Repairing the Damage: Redress for Victims of Corruption

Tuesday, 3 September 2019, 17:00 – 18:00
Room: VIC M Building, Room M3

Organiser: UNCAC Coalition

Moderator: Juanita OLAYA, Chair, UNCAC Coalition

Panellists:

  • Fabiano ANGELICO, Consultant and Researcher, Transparency International Brazil, on options and mechanisms
  • Sara BRIMBEUF, Advocacy Officer – Stolen assets restitution, Transparency International France, on reparations and the reform of the French legal framework
  • Vladimir KOZIN, Crime Prevention and Criminal Justice Officer, UNODC/StAR, on best practices for the identification and compensation of different types of victims in accordance with the Convention, third-party challenges and their impact on asset recovery under Chapter V

> Outline of the event (PDF)
> Notes from the side event on victim redress (PDF)

Background: Many countries are stepping up national and transnational law enforcement efforts to bring parties involved in corruption to justice. In both the national and international contexts, the question of victims’ redress and the reparation of damages is critical.

While several countries are piloting and developing solutions, no single approach so far has proven to be flawless. Challenges in the reparation process are abundant. There is an increasing need by all parties for an exchange on options and alternatives, and a forum for learning.

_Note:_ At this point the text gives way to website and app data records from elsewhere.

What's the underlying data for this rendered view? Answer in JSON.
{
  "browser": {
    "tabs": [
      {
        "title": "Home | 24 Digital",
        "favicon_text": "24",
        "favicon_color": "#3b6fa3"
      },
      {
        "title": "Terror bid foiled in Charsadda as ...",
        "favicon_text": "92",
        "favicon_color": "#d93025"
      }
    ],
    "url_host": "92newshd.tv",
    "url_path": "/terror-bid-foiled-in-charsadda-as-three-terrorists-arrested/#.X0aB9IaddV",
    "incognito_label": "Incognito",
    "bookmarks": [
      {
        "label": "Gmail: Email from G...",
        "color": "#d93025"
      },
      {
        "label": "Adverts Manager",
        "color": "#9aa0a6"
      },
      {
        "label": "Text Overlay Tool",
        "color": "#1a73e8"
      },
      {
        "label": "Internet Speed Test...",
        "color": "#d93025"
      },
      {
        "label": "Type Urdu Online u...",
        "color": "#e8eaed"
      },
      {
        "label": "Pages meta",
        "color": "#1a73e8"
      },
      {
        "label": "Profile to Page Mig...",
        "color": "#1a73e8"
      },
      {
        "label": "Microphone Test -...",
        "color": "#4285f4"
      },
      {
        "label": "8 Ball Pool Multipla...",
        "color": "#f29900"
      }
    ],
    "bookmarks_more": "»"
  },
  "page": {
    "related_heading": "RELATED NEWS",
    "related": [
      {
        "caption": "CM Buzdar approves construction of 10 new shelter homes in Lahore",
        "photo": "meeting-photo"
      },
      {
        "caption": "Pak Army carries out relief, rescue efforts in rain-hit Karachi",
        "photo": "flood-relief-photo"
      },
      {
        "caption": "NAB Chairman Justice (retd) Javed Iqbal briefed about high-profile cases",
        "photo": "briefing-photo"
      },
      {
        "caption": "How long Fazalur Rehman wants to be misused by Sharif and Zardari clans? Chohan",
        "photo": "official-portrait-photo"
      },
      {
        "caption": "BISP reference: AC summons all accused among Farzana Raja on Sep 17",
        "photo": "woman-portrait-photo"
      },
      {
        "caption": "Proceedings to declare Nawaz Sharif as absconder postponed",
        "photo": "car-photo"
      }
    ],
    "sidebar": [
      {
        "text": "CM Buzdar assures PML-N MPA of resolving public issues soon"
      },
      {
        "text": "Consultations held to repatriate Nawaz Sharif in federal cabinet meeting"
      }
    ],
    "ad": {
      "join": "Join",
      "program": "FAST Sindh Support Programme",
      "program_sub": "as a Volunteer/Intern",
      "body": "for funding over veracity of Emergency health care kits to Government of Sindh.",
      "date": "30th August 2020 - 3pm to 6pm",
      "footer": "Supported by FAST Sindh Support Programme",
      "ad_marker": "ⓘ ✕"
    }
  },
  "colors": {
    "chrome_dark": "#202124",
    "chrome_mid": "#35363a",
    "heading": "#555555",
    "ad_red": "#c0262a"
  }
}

Objectives: This meeting sought to facilitate an expert discussion on approaches and best practices for addressing redress for the damage caused by corruption in line with UNCAC Art. 34 and 35, and with this the identification of different types of victims of corruption and the establishment of mechanisms for compensation and redress.

UNODC NGO briefing

Tuesday, 3 September 2019, 15:00 – 17:00
Room: VIC M Building, Boardroom A

UNODC presentation with breaks for questions from NGOs between the thematic segments of the presentation; NGO statements and reports with questions from the plenary.

Written submissions by NGOs

The IRG sessions are open to UNCAC signatory states and intergovernmental organisations. Civil society organisations have not been permitted to participate as observers, due to opposition from a small but influential group of countries. This is problematic and inconsistent with international human rights standards, Goal 16 of the Sustainable Development Goals and with transparency and participation standards in the Convention itself.

Instead of including civil society representatives in its meetings, since 2011, the IRG holds a Briefing for non-governmental organisations (NGOs). During these briefings, UNODC provides representatives of civil society organisations with information on the status of the review process and review discussions, and there is also an opportunity for those representatives to ask questions and make presentations on key issues to the government representatives who also attend the meeting.

NGOs are permitted to make written submissions to the IRG. The UNCAC Coalition submitted the following documents, which will also be published on UNODC’s website.

Additional information

Global civil society network promoting the implementation and monitoring of the United Nations Convention against Corruption (UNCAC)